When it comes right down to it, all we really have to offer kids is a bad example and a degraded, overpopulated planet. Considering the enormous challenges we have foisted upon the younger generation, not having a baseball field is the least of their problems.
No, people don’t build ball fields to help children. Instead, parents remember ball fields from their childhood, and build them for themselves. Then they teach their kids to play baseball, buy them bats, balls, gloves and uniforms, and drive their kids to Little League, whether they want to go or not, because it makes them feel like superior parents, and gives them the opportunity to live vicariously through their children. Really, in a world dominated by the effects of Global Climate Change, the last thing we need is another excuse for rural parents to drive their kids around.
Besides being culturally regressive, ball fields at the community park would be bad for the environment, bad for kids, and bad for blackberry enthusiasts like me, but who would benefit from developing the park in this way? Obviously, this project would put money in the pockets of contractors, manufacturers of AstroTurf, retailers of sporting goods and uniforms, and big oil companies who will happily sell rural parents even more planet destroying fossil fuels to drive their doomed offspring all over creation. Besides that, plenty of people around here think like big oil companies, and expect to profit from this project in the long run.
These people don’t care that the world is going to hell in a handbasket. They don’t give a fuck about building a sustainable culture from the ground up, and they don’t care about your kid’s future either. All they care about is money, and getting as much of it out of the land around here as they can. Those are the people who expect to reap the most profits from developing the community park.
Real-estate agents, developers and bankers have plenty of reasons to encourage destructive, unsustainable development in SoHum. Investors and businessmen, like the ones who have denuded our hillsides, diverted our creeks and killed off our wildlife with pesticides for their mega-grows also have plenty of reasons to support expensive, man-made, middle-class amenities at the community park, and all of those reasons contain a dollar sign and a decimal point.
There’s a name for the kind of development going on at the community park, and it happens all over America. They call it gentrification. Gentrification doesn’t build community, it undermines community. Gentrification doesn’t make a place a better place to live, gentrification makes it a more expensive place to live. Gentrification doesn’t help young people, it makes the place too expensive for young people to afford, and gentrification doesn’t attract artists or cultural creatives, it drives them out. To replace them, gentrification attracts vapid, greedy, status-conscious yuppies who haven’t had an original thought in their entire lives.

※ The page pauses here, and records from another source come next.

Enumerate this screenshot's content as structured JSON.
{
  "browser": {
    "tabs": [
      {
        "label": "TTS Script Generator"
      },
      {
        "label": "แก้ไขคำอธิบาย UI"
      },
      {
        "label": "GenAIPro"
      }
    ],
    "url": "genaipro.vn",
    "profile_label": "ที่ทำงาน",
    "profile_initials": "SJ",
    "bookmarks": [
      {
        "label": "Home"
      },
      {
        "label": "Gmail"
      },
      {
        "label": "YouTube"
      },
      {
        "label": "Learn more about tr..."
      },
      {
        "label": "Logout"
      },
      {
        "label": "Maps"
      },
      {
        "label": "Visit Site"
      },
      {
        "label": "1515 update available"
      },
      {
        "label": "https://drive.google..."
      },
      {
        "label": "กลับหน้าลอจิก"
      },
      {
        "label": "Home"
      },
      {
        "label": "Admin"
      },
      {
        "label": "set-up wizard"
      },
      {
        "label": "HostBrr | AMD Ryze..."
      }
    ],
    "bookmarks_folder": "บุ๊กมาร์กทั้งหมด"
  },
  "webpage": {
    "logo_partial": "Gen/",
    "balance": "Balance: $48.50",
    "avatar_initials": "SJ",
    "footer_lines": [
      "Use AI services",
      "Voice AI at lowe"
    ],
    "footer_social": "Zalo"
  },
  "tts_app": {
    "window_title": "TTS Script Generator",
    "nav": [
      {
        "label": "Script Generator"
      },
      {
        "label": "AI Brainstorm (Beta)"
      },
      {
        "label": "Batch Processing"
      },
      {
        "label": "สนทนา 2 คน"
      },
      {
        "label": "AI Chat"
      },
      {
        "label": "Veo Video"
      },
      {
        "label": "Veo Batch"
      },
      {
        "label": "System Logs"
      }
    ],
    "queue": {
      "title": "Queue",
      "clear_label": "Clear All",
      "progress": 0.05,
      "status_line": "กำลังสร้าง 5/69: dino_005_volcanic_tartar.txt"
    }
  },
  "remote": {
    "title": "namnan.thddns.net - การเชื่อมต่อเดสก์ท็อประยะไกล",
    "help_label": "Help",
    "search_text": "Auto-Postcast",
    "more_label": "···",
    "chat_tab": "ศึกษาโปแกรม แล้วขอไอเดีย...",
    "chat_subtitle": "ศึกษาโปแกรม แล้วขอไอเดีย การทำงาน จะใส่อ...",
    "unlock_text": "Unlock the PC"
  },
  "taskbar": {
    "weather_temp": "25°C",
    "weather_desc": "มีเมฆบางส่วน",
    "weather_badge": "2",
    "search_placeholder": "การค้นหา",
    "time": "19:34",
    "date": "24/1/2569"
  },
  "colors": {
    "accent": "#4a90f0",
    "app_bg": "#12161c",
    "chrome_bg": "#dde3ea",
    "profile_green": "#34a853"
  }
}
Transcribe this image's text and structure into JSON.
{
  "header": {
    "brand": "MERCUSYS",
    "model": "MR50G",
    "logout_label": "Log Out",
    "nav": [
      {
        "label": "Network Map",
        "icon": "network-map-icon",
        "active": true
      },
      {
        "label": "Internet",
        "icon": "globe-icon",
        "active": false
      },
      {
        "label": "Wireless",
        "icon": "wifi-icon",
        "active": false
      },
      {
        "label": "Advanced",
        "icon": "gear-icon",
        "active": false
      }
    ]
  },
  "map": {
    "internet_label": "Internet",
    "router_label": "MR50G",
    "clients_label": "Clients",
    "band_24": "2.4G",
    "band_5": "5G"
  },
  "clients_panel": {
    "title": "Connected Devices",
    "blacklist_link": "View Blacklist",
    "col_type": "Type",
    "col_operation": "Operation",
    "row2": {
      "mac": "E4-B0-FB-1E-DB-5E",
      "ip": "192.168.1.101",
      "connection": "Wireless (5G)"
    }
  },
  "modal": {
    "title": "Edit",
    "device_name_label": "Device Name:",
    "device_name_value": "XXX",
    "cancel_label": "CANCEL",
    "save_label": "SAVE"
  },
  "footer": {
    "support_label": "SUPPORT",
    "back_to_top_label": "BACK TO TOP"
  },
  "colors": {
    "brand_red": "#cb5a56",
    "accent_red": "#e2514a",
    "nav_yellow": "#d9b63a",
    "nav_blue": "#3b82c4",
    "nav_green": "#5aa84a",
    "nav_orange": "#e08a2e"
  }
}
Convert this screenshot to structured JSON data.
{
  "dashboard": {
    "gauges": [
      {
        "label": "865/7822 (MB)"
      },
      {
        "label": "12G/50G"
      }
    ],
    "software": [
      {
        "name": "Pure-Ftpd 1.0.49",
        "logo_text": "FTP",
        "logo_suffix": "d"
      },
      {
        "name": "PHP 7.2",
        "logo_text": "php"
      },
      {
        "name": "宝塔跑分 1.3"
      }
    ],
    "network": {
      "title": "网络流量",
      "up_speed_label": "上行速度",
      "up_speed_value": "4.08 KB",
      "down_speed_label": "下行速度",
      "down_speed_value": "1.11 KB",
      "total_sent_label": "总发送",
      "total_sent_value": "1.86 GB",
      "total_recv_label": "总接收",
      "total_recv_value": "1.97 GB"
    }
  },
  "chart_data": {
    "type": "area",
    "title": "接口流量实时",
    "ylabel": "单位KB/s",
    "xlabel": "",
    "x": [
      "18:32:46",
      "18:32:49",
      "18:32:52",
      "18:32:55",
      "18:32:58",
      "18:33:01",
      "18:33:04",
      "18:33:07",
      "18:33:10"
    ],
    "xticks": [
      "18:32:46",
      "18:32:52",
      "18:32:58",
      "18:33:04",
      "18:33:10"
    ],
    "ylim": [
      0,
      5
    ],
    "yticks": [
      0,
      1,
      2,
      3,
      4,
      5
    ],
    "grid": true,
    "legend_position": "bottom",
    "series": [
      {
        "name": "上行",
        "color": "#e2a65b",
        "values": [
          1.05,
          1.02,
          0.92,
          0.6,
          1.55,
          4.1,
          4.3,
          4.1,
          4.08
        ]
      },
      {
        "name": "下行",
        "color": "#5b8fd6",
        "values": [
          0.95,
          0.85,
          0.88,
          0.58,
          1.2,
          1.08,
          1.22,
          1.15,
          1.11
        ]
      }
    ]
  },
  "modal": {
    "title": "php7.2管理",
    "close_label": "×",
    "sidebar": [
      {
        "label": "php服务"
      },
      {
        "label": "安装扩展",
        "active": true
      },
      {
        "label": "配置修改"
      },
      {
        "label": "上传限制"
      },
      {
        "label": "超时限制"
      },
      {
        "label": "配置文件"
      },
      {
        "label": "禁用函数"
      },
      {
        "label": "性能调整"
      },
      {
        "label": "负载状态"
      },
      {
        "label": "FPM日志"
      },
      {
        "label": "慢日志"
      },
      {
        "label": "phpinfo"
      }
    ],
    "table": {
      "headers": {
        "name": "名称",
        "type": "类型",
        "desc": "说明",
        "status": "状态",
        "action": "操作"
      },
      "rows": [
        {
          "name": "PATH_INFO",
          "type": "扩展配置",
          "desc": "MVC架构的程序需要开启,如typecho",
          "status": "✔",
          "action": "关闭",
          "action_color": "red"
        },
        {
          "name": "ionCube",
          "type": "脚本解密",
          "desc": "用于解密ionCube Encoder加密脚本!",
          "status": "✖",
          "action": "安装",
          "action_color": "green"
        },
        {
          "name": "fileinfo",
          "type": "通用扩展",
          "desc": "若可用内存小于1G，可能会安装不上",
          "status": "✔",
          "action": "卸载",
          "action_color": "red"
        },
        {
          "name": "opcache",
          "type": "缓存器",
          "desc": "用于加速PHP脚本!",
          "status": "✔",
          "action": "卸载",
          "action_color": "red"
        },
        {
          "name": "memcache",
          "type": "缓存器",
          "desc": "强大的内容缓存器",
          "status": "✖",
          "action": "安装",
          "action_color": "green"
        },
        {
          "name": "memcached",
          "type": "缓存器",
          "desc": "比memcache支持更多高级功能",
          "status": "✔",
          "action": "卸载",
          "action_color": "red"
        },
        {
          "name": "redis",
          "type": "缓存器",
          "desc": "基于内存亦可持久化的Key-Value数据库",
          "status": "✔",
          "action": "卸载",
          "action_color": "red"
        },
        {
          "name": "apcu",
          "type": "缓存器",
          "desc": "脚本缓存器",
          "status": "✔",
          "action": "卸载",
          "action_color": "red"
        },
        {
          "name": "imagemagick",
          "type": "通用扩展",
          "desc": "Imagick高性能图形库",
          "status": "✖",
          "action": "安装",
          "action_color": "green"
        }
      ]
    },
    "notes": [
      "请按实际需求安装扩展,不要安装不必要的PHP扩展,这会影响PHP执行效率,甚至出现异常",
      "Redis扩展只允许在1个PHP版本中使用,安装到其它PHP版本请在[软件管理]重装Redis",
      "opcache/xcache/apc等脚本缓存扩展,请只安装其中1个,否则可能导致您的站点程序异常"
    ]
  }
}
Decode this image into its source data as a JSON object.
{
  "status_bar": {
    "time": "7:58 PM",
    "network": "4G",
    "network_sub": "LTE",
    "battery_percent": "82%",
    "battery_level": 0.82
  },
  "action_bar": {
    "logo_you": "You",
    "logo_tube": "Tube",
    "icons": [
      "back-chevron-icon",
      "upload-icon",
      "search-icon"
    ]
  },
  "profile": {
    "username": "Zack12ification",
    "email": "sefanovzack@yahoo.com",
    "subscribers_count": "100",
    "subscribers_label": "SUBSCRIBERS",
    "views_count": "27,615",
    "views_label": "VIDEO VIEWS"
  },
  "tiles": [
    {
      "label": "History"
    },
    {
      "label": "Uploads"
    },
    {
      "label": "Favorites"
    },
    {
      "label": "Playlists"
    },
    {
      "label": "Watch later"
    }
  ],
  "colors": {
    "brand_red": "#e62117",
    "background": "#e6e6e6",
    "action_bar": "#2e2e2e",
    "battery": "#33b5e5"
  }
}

That’s what the Southern Humboldt Community Park is all about: driving poor people and young people, as well as the last of the artists and cultural creatives, out of the community, and replacing them with stupid, bloodsucking yuppies who will consume what’s left of our natural beauty, leaving nothing but garbage, pollution and ugliness in their wake. Yes, the Southern Humboldt Community Park Board seeks to uproot the thorny, unmanageable, self-reliant, generous and sweet individuals who currently thrive here, and replace them with a phony, toxic, and expensive imitation of suburban middle-class affluence in order to help the richest and greediest among us acquire more money.